The fuzzed out dulcet tones of Yo La Tengo ring out on “Fade,” the band’s 13th studio album in a long and storied career that stretches nearly 30 years.
Proudly hailing from Hoboken, New Jersey, the trio is composed of guitarist Ira Kaplan, his wife and drummer Georgia Hubley, and bassist James McNew, all of whom share singing duties.
A staple of the indie rock music scene, the band has a cavalcade of accomplishments under their belt, including several movie soundtracks, an outstanding record of philanthropy, and the rare honor of inventing their own Jewish holiday tradition.
Since 2001 the band has played all eight nights of Hanukkah at Maxwell’s, a small restaurant and music venue in their hometown, with a varied roster of music and comedy guests making special appearances each night. Each year the band plays fan favorites and covers of Jewish artists, donating all the profits from the concerts to charity.
A few days prior to the release of “Fade,” Kaplan spoke to The Arty Semite about the band’s annual holiday festivities, the joy of continuously making music, and not giving fans all the answers.
Laurie Kamens: How does it feel to have created a new holiday tradition with your annual Hanukkah shows?
Ira Kaplan: It feels great. The shows are a lot of work… the amount of effort that goes into them is definitely in the negative column, but there’s so much reward to them, both in the shows and in carving out a little tradition for ourselves. I know how much other people look forward to them, that’s a nice feeling, and then this year in particular we had already committed to them when [Hurricane] Sandy happened, so to know that we had this opportunity to contribute to the recovery, that was something that nobody in the group takes lightly, so we raised a bunch of money for people who really needed it.
How did the idea originate?
The idea was to start it slightly as a joke. I think we had been talking about doing something kind of party-related around the holidays, we’d refer to it as many people do as Christmas time, and at some point somebody finally said forget Christmas, we should play all eight nights of Hanukkah! And that idea was kind of funny… and challenging. It just seemed like it rang true for a variety of reasons that didn’t always get thoroughly examined.
This year the shows preceded the release of your 13th album, “Fade.” Do you find it challenging to be innovative on each successive record?
No. Something we have spoken about in the past is that if we put out a record that sounded exactly like our last one, even that itself would be new, so I’m not really worried about it. I think the goal is just to create things organically and the rest of it I’m confident will take care of itself. Whether it sounds like the past, unlike the past, or a combination of those two, that stuff just doesn’t enter into it very much.
What is the process of writing an album? Do all three of you write the songs together?
Yes. There’s one song on this record that began with one person. Frequently there will be a song or two that begins with somebody, but by and large most every song starts with the three of us just jamming and seeing what happens.

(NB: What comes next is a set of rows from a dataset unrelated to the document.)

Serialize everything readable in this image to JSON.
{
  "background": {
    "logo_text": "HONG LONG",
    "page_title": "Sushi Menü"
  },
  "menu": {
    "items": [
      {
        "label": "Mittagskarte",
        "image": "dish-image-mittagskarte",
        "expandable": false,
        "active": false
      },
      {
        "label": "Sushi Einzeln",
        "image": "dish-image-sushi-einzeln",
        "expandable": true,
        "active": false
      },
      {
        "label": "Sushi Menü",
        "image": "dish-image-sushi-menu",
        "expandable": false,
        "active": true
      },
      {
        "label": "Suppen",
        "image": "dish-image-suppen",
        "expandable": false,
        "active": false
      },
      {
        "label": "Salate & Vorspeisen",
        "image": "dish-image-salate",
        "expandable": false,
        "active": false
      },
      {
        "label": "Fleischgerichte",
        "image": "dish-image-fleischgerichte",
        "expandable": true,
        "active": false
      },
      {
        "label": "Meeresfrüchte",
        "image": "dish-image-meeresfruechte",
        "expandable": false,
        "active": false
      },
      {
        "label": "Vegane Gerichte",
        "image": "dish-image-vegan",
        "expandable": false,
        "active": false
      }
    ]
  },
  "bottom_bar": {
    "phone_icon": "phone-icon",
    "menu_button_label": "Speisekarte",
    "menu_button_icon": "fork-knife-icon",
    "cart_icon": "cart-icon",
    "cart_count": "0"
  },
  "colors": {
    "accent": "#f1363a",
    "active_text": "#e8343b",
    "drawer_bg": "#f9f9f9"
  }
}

Much of the commentary that preceded the release of “Fade” is about the revealing nature of the lyrics focusing on aging and personal relationships. What is your take on the album’s themes?
I think that there’s a danger in answering questions too thoroughly. I’m the voice of authority so if I answer that question, you know the answer rather than figuring out for yourself — I think the interpretive part of it is a big part of listening and I don’t really want to get in the way of that.
Yo La Tengo is often called a “critic’s favorite.” Do you ever get tired of that label and want more of a mainstream presence in the media?
I think sometimes “critic’s favorite” ends up being sort of a knee jerk response, so instead of actually listening to the group and hearing and making your own decision, you kind of know what we are in advance. That’s the part of it that’s least appealing to me. Anybody who listens to us and thinks something of it, I have no big objection to it, it might strike me the way I think of the group or it might not, but its fine, its when it feels like its received instead of listened to, that’s when its not as engaging to me.
Regardless of labels, the band has achieved success for over 20 years now. What gives Yo La Tengo such staying power?
I think different people do this for different reasons. It was not our goal to become the biggest band in the world, so we didn’t fail at that. Somebody else might achieve the same level of success we have, but it might represent a failure to them, so we’re fortunate in that regard. We like playing together. I still like making music, so it’s really pretty easy to continue. Whether we should continue to be a band is not something we spend any time thinking about, we just keep doing it.
Listen to ‘Before We Run’ From ‘Fade’:
Yo La Tengo's New Groove